Activity:
Would you please write out each entry precisely as given?

Dataset extract:
• • • • •

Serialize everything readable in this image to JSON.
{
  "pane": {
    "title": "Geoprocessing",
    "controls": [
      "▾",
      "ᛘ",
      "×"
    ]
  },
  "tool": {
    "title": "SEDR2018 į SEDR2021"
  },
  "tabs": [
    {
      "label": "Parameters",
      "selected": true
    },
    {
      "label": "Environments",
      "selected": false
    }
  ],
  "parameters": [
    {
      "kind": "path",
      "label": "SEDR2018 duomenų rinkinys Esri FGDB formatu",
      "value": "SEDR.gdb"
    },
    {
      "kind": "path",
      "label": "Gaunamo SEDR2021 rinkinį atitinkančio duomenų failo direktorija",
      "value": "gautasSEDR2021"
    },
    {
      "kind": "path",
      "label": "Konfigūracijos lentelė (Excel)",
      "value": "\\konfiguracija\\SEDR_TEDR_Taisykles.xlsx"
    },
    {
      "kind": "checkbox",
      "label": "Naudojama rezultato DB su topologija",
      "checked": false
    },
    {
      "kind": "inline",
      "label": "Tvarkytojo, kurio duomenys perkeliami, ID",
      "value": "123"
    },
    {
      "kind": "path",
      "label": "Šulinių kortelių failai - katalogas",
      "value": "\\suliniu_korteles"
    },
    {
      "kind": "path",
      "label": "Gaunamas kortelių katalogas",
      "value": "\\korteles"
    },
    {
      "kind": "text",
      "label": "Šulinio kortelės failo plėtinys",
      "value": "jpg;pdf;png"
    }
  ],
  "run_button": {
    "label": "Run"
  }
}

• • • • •

Output of the exercise:
Serialize everything readable in this image to JSON.
{
  "pane": {
    "title": "Geoprocessing",
    "controls": [
      "▾",
      "ᛘ",
      "×"
    ]
  },
  "tool": {
    "title": "SEDR2018 į SEDR2021"
  },
  "tabs": [
    {
      "label": "Parameters",
      "selected": true
    },
    {
      "label": "Environments",
      "selected": false
    }
  ],
  "parameters": [
    {
      "kind": "path",
      "label": "SEDR2018 duomenų rinkinys Esri FGDB formatu",
      "value": "SEDR.gdb"
    },
    {
      "kind": "path",
      "label": "Gaunamo SEDR2021 rinkinį atitinkančio duomenų failo direktorija",
      "value": "gautasSEDR2021"
    },
    {
      "kind": "path",
      "label": "Konfigūracijos lentelė (Excel)",
      "value": "\\konfiguracija\\SEDR_TEDR_Taisykles.xlsx"
    },
    {
      "kind": "checkbox",
      "label": "Naudojama rezultato DB su topologija",
      "checked": false
    },
    {
      "kind": "inline",
      "label": "Tvarkytojo, kurio duomenys perkeliami, ID",
      "value": "123"
    },
    {
      "kind": "path",
      "label": "Šulinių kortelių failai - katalogas",
      "value": "\\suliniu_korteles"
    },
    {
      "kind": "path",
      "label": "Gaunamas kortelių katalogas",
      "value": "\\korteles"
    },
    {
      "kind": "text",
      "label": "Šulinio kortelės failo plėtinys",
      "value": "jpg;pdf;png"
    }
  ],
  "run_button": {
    "label": "Run"
  }
}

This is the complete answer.